Brandon Workman and I share a special bond. I don’t actually know him, nor have I ever met him or even seen him in person. For me personally, he falls under the category of Athlete-That’s-Probably-Not-That-Great-And-Yet-I-Will-Continue-Ignoring-The-Evidence. I know he is an aggressively average relief pitcher, but for no legitimate reasons whatsoever, I refuse to accept that. Every time I tuned in last year, Workman was pitching well. It’s sort of like how I know Xander Bogaerts is a good player, yet it seemed like every time I watched his at-bats last season, he was softly popping out in foul territory.
If you pitch a perfect 8th inning in the clinching game of a World Series – as a rookie – you’ve officially bought my everlasting affection. Them’s the rules. I don’t really know where this is going – I just wanted to prepare you for a slightly unrealistic overview of Workman’s 2017 season.
WHAT WENT RIGHT
For starters, Workman successfully returned from Tommy John surgery after a year and a half of recovery.

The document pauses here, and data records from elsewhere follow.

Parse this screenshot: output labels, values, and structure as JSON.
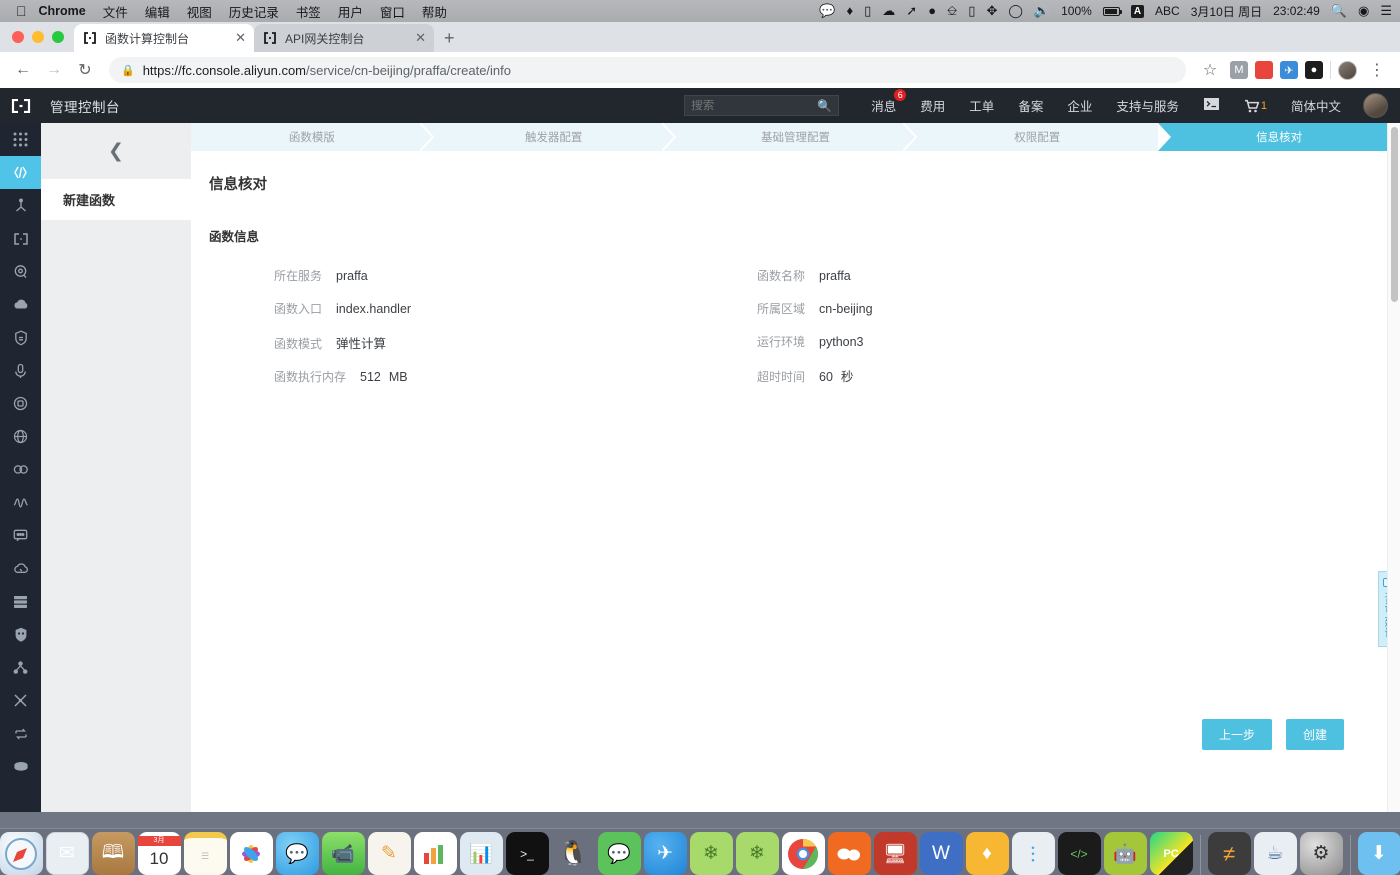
{
  "menubar": {
    "apple": "",
    "items": [
      "Chrome",
      "文件",
      "编辑",
      "视图",
      "历史记录",
      "书签",
      "用户",
      "窗口",
      "帮助"
    ],
    "status": {
      "battery_percent": "100%",
      "input_source": "A",
      "input_label": "ABC",
      "date": "3月10日 周日",
      "time": "23:02:49"
    }
  },
  "browser": {
    "tabs": [
      {
        "title": "函数计算控制台",
        "active": true
      },
      {
        "title": "API网关控制台",
        "active": false
      }
    ],
    "new_tab_label": "+",
    "url_secure": "https://fc.console.aliyun.com",
    "url_path": "/service/cn-beijing/praffa/create/info",
    "url_full": "https://fc.console.aliyun.com/service/cn-beijing/praffa/create/info"
  },
  "ali_header": {
    "title": "管理控制台",
    "search_placeholder": "搜索",
    "nav": [
      {
        "label": "消息",
        "badge": "6"
      },
      {
        "label": "费用",
        "badge": ""
      },
      {
        "label": "工单",
        "badge": ""
      },
      {
        "label": "备案",
        "badge": ""
      },
      {
        "label": "企业",
        "badge": ""
      },
      {
        "label": "支持与服务",
        "badge": ""
      }
    ],
    "cart_count": "1",
    "language": "简体中文"
  },
  "subnav": {
    "entry": "新建函数"
  },
  "steps": [
    {
      "label": "函数模版",
      "active": false
    },
    {
      "label": "触发器配置",
      "active": false
    },
    {
      "label": "基础管理配置",
      "active": false
    },
    {
      "label": "权限配置",
      "active": false
    },
    {
      "label": "信息核对",
      "active": true
    }
  ],
  "main": {
    "page_title": "信息核对",
    "section_title": "函数信息",
    "left_rows": [
      {
        "label": "所在服务",
        "value": "praffa",
        "unit": ""
      },
      {
        "label": "函数入口",
        "value": "index.handler",
        "unit": ""
      },
      {
        "label": "函数模式",
        "value": "弹性计算",
        "unit": ""
      },
      {
        "label": "函数执行内存",
        "value": "512",
        "unit": "MB"
      }
    ],
    "right_rows": [
      {
        "label": "函数名称",
        "value": "praffa",
        "unit": ""
      },
      {
        "label": "所属区域",
        "value": "cn-beijing",
        "unit": ""
      },
      {
        "label": "运行环境",
        "value": "python3",
        "unit": ""
      },
      {
        "label": "超时时间",
        "value": "60",
        "unit": "秒"
      }
    ],
    "buttons": {
      "prev": "上一步",
      "create": "创建"
    }
  },
  "feedback": {
    "text": "咨询·建议"
  },
  "colors": {
    "accent": "#4fc1e0",
    "step_bg": "#eaf6fa",
    "header_bg": "#22262d",
    "rail_bg": "#1f2632",
    "badge_red": "#e02020",
    "cart_orange": "#f5a623"
  }
}
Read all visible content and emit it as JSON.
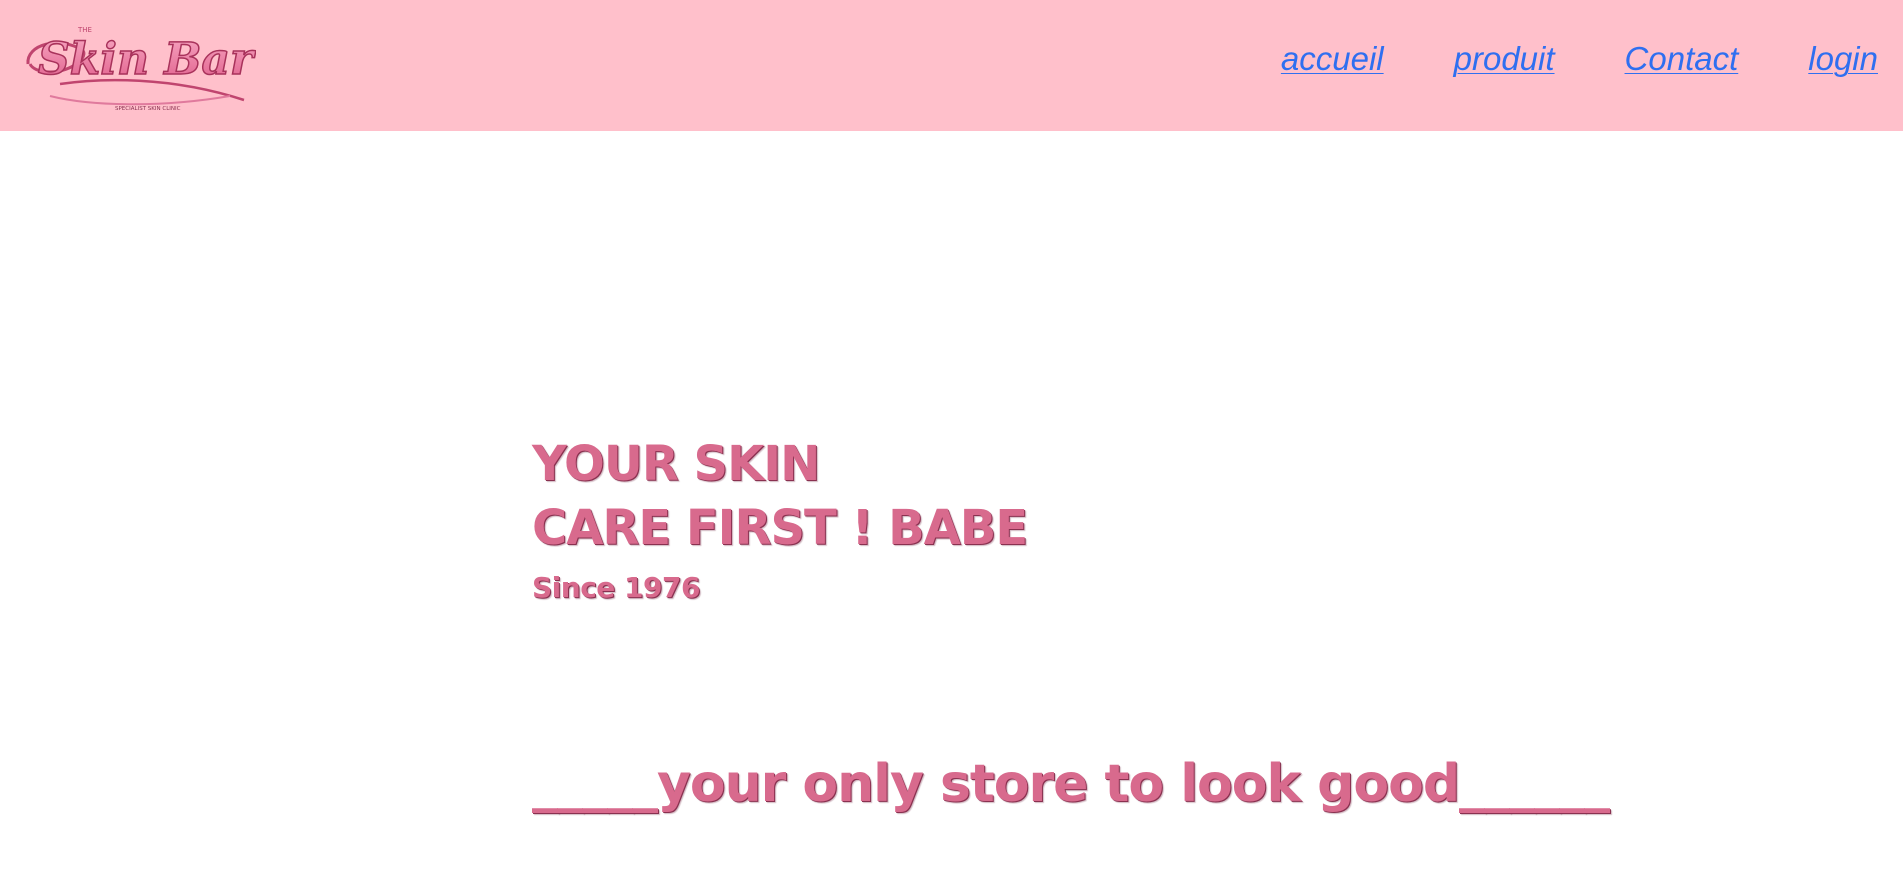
{
  "header": {
    "background_color": "#ffc0cb",
    "logo": {
      "icon": "skin-bar-logo",
      "main_text": "Skin Bar",
      "small_text_top": "THE",
      "small_text_bottom": "SPECIALIST SKIN CLINIC"
    },
    "nav": [
      {
        "label": "accueil"
      },
      {
        "label": "produit"
      },
      {
        "label": "Contact"
      },
      {
        "label": "login"
      }
    ],
    "link_color": "#2f6ff0"
  },
  "hero": {
    "line1": "YOUR SKIN",
    "line2": "CARE FIRST ! BABE",
    "since": "Since 1976",
    "tagline": "_____your only store to look good______",
    "text_color": "#d86a8d"
  }
}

Tommy John isn’t quite the career roadblock that it used to be, but being able to return to throwing baseballs 90+ miles per hour after having a tendon surgically grafted onto your elbow to replace the previously torn one seems like an overall win. His first action for the Sox came in May, but after a couple disastrous appearances, was sent to Triple-A for a couple months. He reemerged in August and was excellent for a long stretch of time. In fact, he was one of the team’s best bullpen options until mid-September.
From July 15th – the day he was recalled from Pawtucket – to September 15th, he posted a 2.35 ERA over 30.2 innings of relief appearance. He was tagged for only eight earned runs over that stretch. Also worth noting: Workman stranded 92 percent of the runners he inherited during that time. During that same stretch, Addison Reed, de-facto setup man, posted a 4.07 ERA, allowing 11 runs over 24.2 innings. He also “only” stranded 80 percent of the batters he inherited. While that’s still above the 2017 league average (73 percent), as any 5th grader will tell you, 92 is better than 80.
During that two month stretch, Workman was also piling up strikeouts. He carried a 25.2 percent strikeout rate over those eight weeks, four percentage points higher than his career average. He also walked batters less, posting a 6.7 percent walk rate, down two percentage points from his career norm (8.2 percent). His velocity was back up, and was getting more swing-and-misses. He was a dominant, albeit lucky, reliever for two months. At the time, I was the conductor, and possibly only passenger, of the Workman For The Setup Role hype train, and while hindsight is 20/20, I regret nothing.
WHAT WENT WRONG
First and foremost, fatigue set in. It takes a while to build up arm strength, and after an 18-month absence from major league games, Workman burned out at the worst possible time. After two great months, his final five outings of the year were a disaster. Workman imploded, posting a 9.64 ERA over the final two weeks of the season while on his way to being left off the postseason roster. My guess is that the team made the decision to include Austin Maddox over Workman knowing that the latter didn’t have anything left in the tank. That’s not to say it’s the wrong decision, but I just can’t imagine the team ignoring the first two months of results in favor of the last two weeks as the only factor.
Like I briefly mentioned earlier, there were also signs throughout his dominant stretch that Workman was benefiting from a fair bit of luck. Workman posted a much uglier 4.10 FIP over his dominant eight weeks, and anytime ERA’s and FIP’s are that far apart, something’s not right. Workman had a home run problem all year, posting a HR/FB rate of 16.1 percent. The league average for relievers in 2017 was a touch over 12 percent, so clearly Workman struggled to keep the ball in the park. His BABIP from mid-July through mid-September was .250, which is nowhere close to his career average (.305) or league average (.295). His soft contact fell while hard contact against him skyrocketed. Essentially, he got hit harder, and farther, while benefitting significantly from luck. Even if you just look at his two-month stretch of successful results, signs of good fortune jump off the page.
WHAT TO EXPECT
This is where I’m most torn. Workman has done a lot for the Red Sox over a relatively short amount of time. He’s shown the ability to be a pitcher that’s reliable in the postseason and equally effective against both righties and lefties. With that said, the team doesn’t seem too keen on relying on him in high-leverage situations – only 16 of his 166 career innings have been spent in such scenarios. There’s also almost certainly regression coming down the pike. With that said, there’s no question that there’s a place for him in this Red Sox bullpen. Personally, I’d love to see Workman get some of Matt Barnes innings, at least early in the season. I still believe there’s a late-inning arm hidden somewhere in Workman, and if worse comes to worst and he’s just okay in that role, it’s fine, because so is Matt Barnes. Assuming Carson Smith takes over for Addison Reed, the 7th inning battle is going to be one of the more interesting Spring Training storylines.